Problem to work on: Extract every line from the records below that contains the word "JSON".

Website and app data records
━━━━━━━━

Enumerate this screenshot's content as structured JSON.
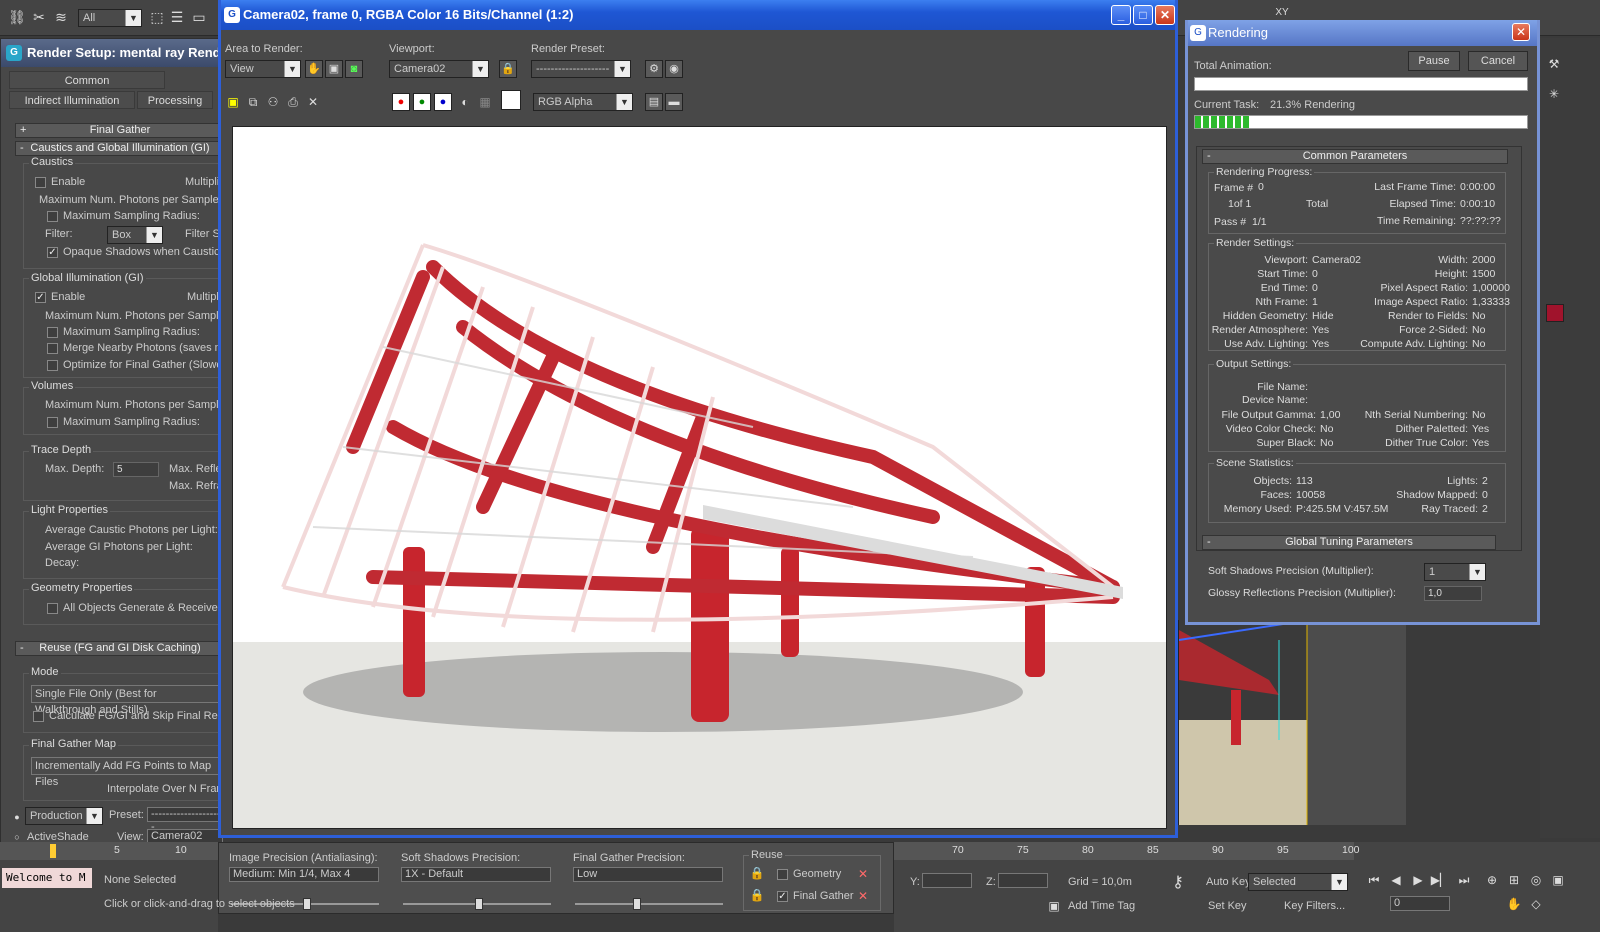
{
  "toolbar": {
    "selection_filter": "All"
  },
  "render_setup": {
    "title": "Render Setup: mental ray Renderer",
    "tabs": [
      "Common",
      "Indirect Illumination",
      "Processing"
    ],
    "final_gather_rollout": "Final Gather",
    "caustics_rollout": "Caustics and Global Illumination (GI)",
    "caustics": {
      "group": "Caustics",
      "enable": "Enable",
      "multiplier": "Multiplier",
      "max_photons": "Maximum Num. Photons per Sample:",
      "max_radius": "Maximum Sampling Radius:",
      "filter_label": "Filter:",
      "filter_value": "Box",
      "filter_size": "Filter Size",
      "opaque": "Opaque Shadows when Caustics are Enabled"
    },
    "gi": {
      "group": "Global Illumination (GI)",
      "enable": "Enable",
      "multiplier": "Multiplier",
      "max_photons": "Maximum Num. Photons per Sample:",
      "max_radius": "Maximum Sampling Radius:",
      "merge": "Merge Nearby Photons (saves memory)",
      "optimize": "Optimize for Final Gather (Slower GI)"
    },
    "volumes": {
      "group": "Volumes",
      "max_photons": "Maximum Num. Photons per Sample:",
      "max_radius": "Maximum Sampling Radius:"
    },
    "trace": {
      "group": "Trace Depth",
      "max_depth": "Max. Depth:",
      "max_depth_val": "5",
      "max_refl": "Max. Reflections:",
      "max_refr": "Max. Refractions:"
    },
    "light": {
      "group": "Light Properties",
      "caustic": "Average Caustic Photons per Light:",
      "gi": "Average GI Photons per Light:",
      "decay": "Decay:"
    },
    "geometry": {
      "group": "Geometry Properties",
      "all_objects": "All Objects Generate & Receive GI and Caustics"
    },
    "reuse_rollout": "Reuse (FG and GI Disk Caching)",
    "mode": {
      "group": "Mode",
      "value": "Single File Only (Best for Walkthrough and Stills)",
      "calc": "Calculate FG/GI and Skip Final Rendering"
    },
    "fg_map": {
      "group": "Final Gather Map",
      "value": "Incrementally Add FG Points to Map Files",
      "interp": "Interpolate Over N Frames:"
    },
    "bottom": {
      "production": "Production",
      "activeshade": "ActiveShade",
      "preset_label": "Preset:",
      "preset_value": "--------------------",
      "view_label": "View:",
      "view_value": "Camera02"
    }
  },
  "frame_window": {
    "title": "Camera02, frame 0, RGBA Color 16 Bits/Channel (1:2)",
    "area_label": "Area to Render:",
    "area_value": "View",
    "viewport_label": "Viewport:",
    "viewport_value": "Camera02",
    "preset_label": "Render Preset:",
    "preset_value": "--------------------",
    "channel_value": "RGB Alpha"
  },
  "bottom_panel": {
    "image_precision_label": "Image Precision (Antialiasing):",
    "image_precision_value": "Medium: Min 1/4, Max 4",
    "soft_shadows_label": "Soft Shadows Precision:",
    "soft_shadows_value": "1X - Default",
    "fg_precision_label": "Final Gather Precision:",
    "fg_precision_value": "Low",
    "reuse_label": "Reuse",
    "geometry": "Geometry",
    "final_gather": "Final Gather"
  },
  "rendering": {
    "title": "Rendering",
    "pause": "Pause",
    "cancel": "Cancel",
    "total_animation": "Total Animation:",
    "current_task": "Current Task:",
    "current_task_value": "21.3%  Rendering",
    "current_progress": 0.213,
    "common_params": "Common Parameters",
    "progress": {
      "group": "Rendering Progress:",
      "frame_label": "Frame #",
      "frame_val": "0",
      "of": "1of 1",
      "total": "Total",
      "pass_label": "Pass #",
      "pass_val": "1/1",
      "last_frame": "Last Frame Time:",
      "last_frame_val": "0:00:00",
      "elapsed": "Elapsed Time:",
      "elapsed_val": "0:00:10",
      "remaining": "Time Remaining:",
      "remaining_val": "??:??:??"
    },
    "settings": {
      "group": "Render Settings:",
      "rows_left": [
        [
          "Viewport:",
          "Camera02"
        ],
        [
          "Start Time:",
          "0"
        ],
        [
          "End Time:",
          "0"
        ],
        [
          "Nth Frame:",
          "1"
        ],
        [
          "Hidden Geometry:",
          "Hide"
        ],
        [
          "Render Atmosphere:",
          "Yes"
        ],
        [
          "Use Adv. Lighting:",
          "Yes"
        ]
      ],
      "rows_right": [
        [
          "Width:",
          "2000"
        ],
        [
          "Height:",
          "1500"
        ],
        [
          "Pixel Aspect Ratio:",
          "1,00000"
        ],
        [
          "Image Aspect Ratio:",
          "1,33333"
        ],
        [
          "Render to Fields:",
          "No"
        ],
        [
          "Force 2-Sided:",
          "No"
        ],
        [
          "Compute Adv. Lighting:",
          "No"
        ]
      ]
    },
    "output": {
      "group": "Output Settings:",
      "file_name": "File Name:",
      "device_name": "Device Name:",
      "rows_left": [
        [
          "File Output Gamma:",
          "1,00"
        ],
        [
          "Video Color Check:",
          "No"
        ],
        [
          "Super Black:",
          "No"
        ]
      ],
      "rows_right": [
        [
          "Nth Serial Numbering:",
          "No"
        ],
        [
          "Dither Paletted:",
          "Yes"
        ],
        [
          "Dither True Color:",
          "Yes"
        ]
      ]
    },
    "scene": {
      "group": "Scene Statistics:",
      "rows_left": [
        [
          "Objects:",
          "113"
        ],
        [
          "Faces:",
          "10058"
        ],
        [
          "Memory Used:",
          "P:425.5M V:457.5M"
        ]
      ],
      "rows_right": [
        [
          "Lights:",
          "2"
        ],
        [
          "Shadow Mapped:",
          "0"
        ],
        [
          "Ray Traced:",
          "2"
        ]
      ]
    },
    "global_tuning": "Global Tuning Parameters",
    "soft_shadows": "Soft Shadows Precision (Multiplier):",
    "soft_shadows_val": "1",
    "glossy": "Glossy Reflections Precision (Multiplier):",
    "glossy_val": "1,0"
  },
  "status": {
    "welcome": "Welcome to M",
    "none_selected": "None Selected",
    "hint": "Click or click-and-drag to select objects",
    "timeline_ticks_left": [
      "5",
      "10"
    ],
    "timeline_ticks_right": [
      "70",
      "75",
      "80",
      "85",
      "90",
      "95",
      "100"
    ],
    "y_label": "Y:",
    "z_label": "Z:",
    "grid": "Grid = 10,0m",
    "add_time_tag": "Add Time Tag",
    "auto_key": "Auto Key",
    "set_key": "Set Key",
    "selected": "Selected",
    "key_filters": "Key Filters...",
    "frame": "0"
  },
  "topright": {
    "xy": "XY"
  }
}
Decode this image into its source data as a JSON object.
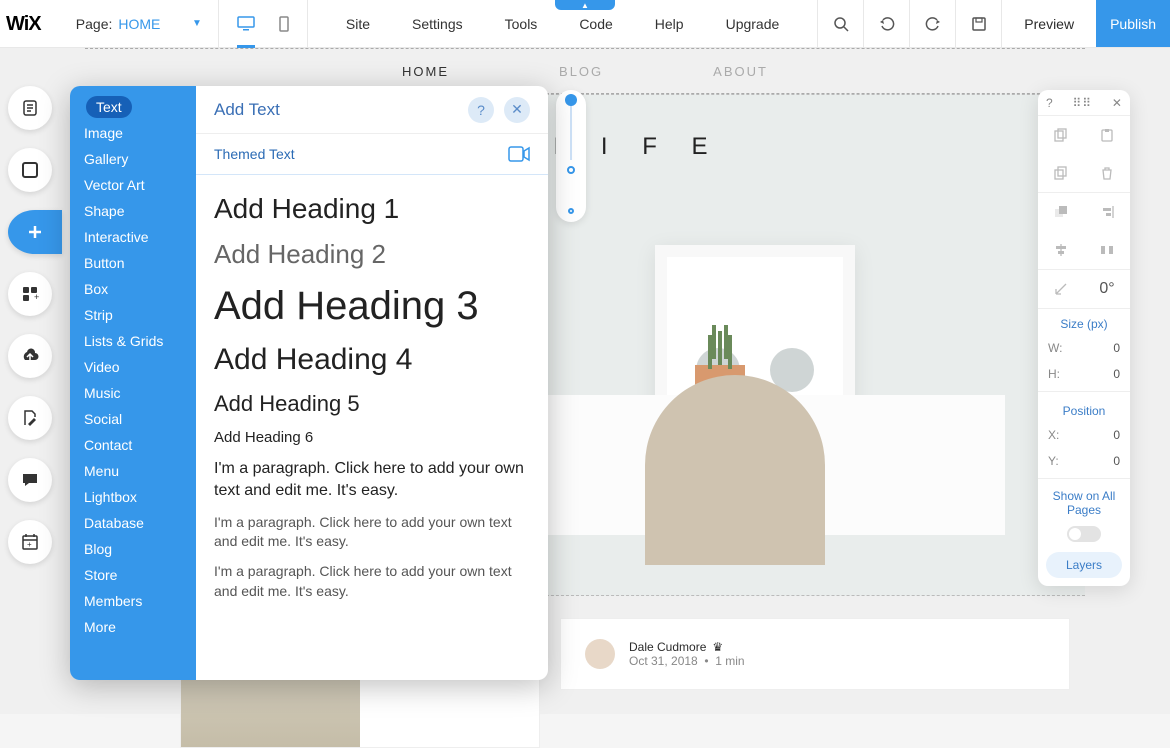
{
  "topbar": {
    "page_label": "Page:",
    "page_name": "HOME",
    "menu": [
      "Site",
      "Settings",
      "Tools",
      "Code",
      "Help",
      "Upgrade"
    ],
    "preview": "Preview",
    "publish": "Publish"
  },
  "left_rail": [
    {
      "name": "pages-icon"
    },
    {
      "name": "background-icon"
    },
    {
      "name": "add-icon",
      "active": true
    },
    {
      "name": "apps-icon"
    },
    {
      "name": "uploads-icon"
    },
    {
      "name": "blog-manager-icon"
    },
    {
      "name": "chat-icon"
    },
    {
      "name": "bookings-icon"
    }
  ],
  "add_panel": {
    "title": "Add Text",
    "categories": [
      "Text",
      "Image",
      "Gallery",
      "Vector Art",
      "Shape",
      "Interactive",
      "Button",
      "Box",
      "Strip",
      "Lists & Grids",
      "Video",
      "Music",
      "Social",
      "Contact",
      "Menu",
      "Lightbox",
      "Database",
      "Blog",
      "Store",
      "Members",
      "More"
    ],
    "active_category": "Text",
    "themed_label": "Themed Text",
    "samples": {
      "h1": "Add Heading 1",
      "h2": "Add Heading 2",
      "h3": "Add Heading 3",
      "h4": "Add Heading 4",
      "h5": "Add Heading 5",
      "h6": "Add Heading 6",
      "p1": "I'm a paragraph. Click here to add your own text and edit me. It's easy.",
      "p2": "I'm a paragraph. Click here to add your own text and edit me. It's easy.",
      "p3": "I'm a paragraph. Click here to add your own text and edit me. It's easy."
    }
  },
  "page": {
    "nav": [
      "HOME",
      "BLOG",
      "ABOUT"
    ],
    "hero_title_right": "O R   L I F E",
    "article": {
      "author": "Dale Cudmore",
      "date": "Oct 31, 2018",
      "read": "1 min"
    }
  },
  "props": {
    "rotation": "0°",
    "size_label": "Size (px)",
    "w_label": "W:",
    "w_val": "0",
    "h_label": "H:",
    "h_val": "0",
    "pos_label": "Position",
    "x_label": "X:",
    "x_val": "0",
    "y_label": "Y:",
    "y_val": "0",
    "show_all": "Show on All Pages",
    "layers": "Layers",
    "help": "?"
  }
}
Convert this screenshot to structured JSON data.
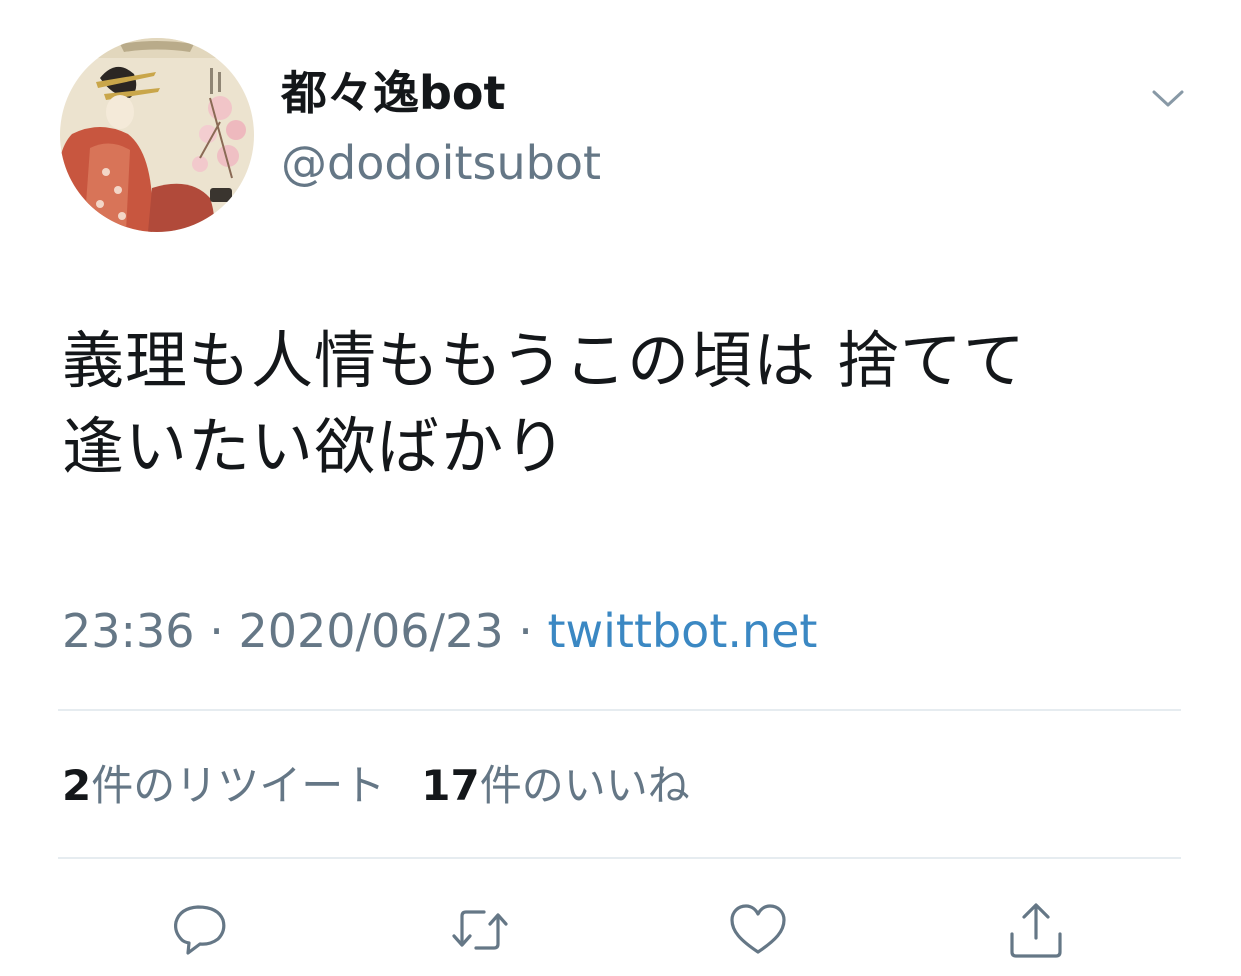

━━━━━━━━

Solution for this task:
Enumerate this screenshot's content as structured JSON.
Decode this image into its source data as a JSON object.
Convert this screenshot to structured JSON data.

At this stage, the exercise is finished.